Pirámides de Teotihuacan
Visit the City of the Gods and Scale an Ancient PyramidWhile it's not in Mexico City proper, the sacred pre-Hispanic city of Teotihuacan is close enough–about 30 miles– for an easy day trip if you're interested in architecture, archaeology, and indigenous history. The site's primary structures, the Temple of Quetzalcoatl and the Pyramids of the Sun and the Moon, have been designated by UNESCO as World Heritage Sites, and it is possible to explore the pyramids–and even climb them–either independently or with a guide. After ascending nearly 250 steps on the Pyramid of the Sun, you'll have a greater appreciation for these ancient structures and the civilization responsible for having built them. In addition to the pyramids, an on-site museum documents the history of the so-called "City of the Gods," and displays archaeological finds, including pottery, bones, and other important objects.
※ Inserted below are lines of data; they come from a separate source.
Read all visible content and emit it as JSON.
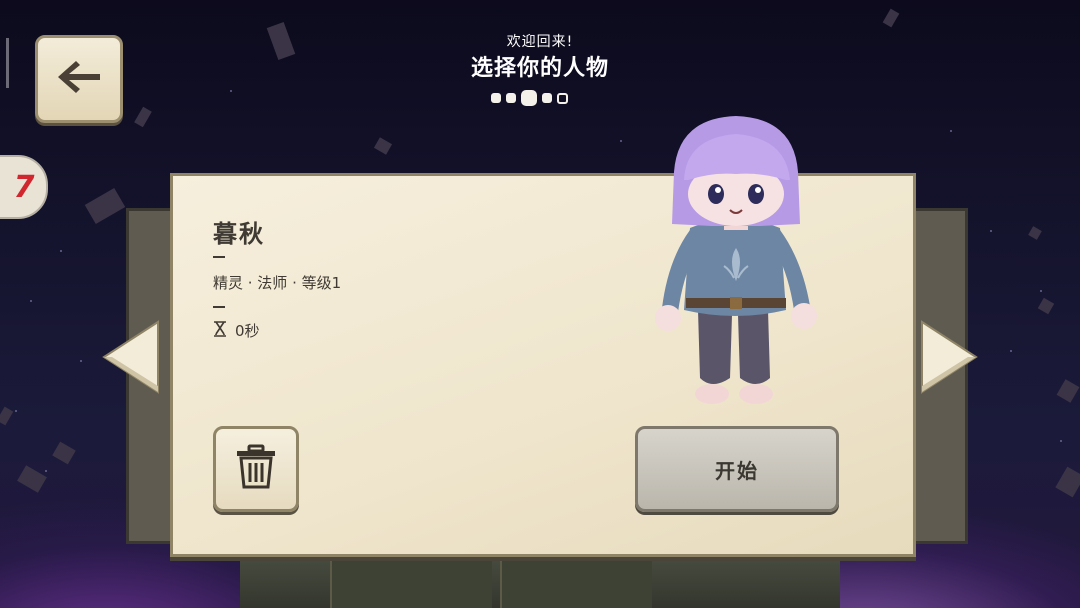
{
  "header": {
    "subtitle": "欢迎回来!",
    "title": "选择你的人物",
    "page_dots": {
      "total": 5,
      "active_index": 2
    }
  },
  "navigation": {
    "back_icon": "arrow-left-icon",
    "side_tab_logo_text": "7"
  },
  "character": {
    "name": "暮秋",
    "info_line": "精灵 · 法师 · 等级1",
    "divider": "—",
    "playtime_icon": "hourglass-icon",
    "playtime": "0秒"
  },
  "actions": {
    "delete_icon": "trash-icon",
    "start_label": "开始",
    "prev_icon": "chevron-left-icon",
    "next_icon": "chevron-right-icon"
  },
  "colors": {
    "panel": "#f6efdd",
    "panel_border": "#8f8466",
    "text": "#3f3a33",
    "hair": "#b79ae6",
    "shirt": "#6d86a3"
  }
}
Teotihuacan, Mexico City
This view is from the top of the "Moon Pyramid" in Teotihuacan looking out over a 2 kilometer stretch that's been excavated. It's a common misconception that the Aztecs built these structures, but they actually discovered and inhabited them much later.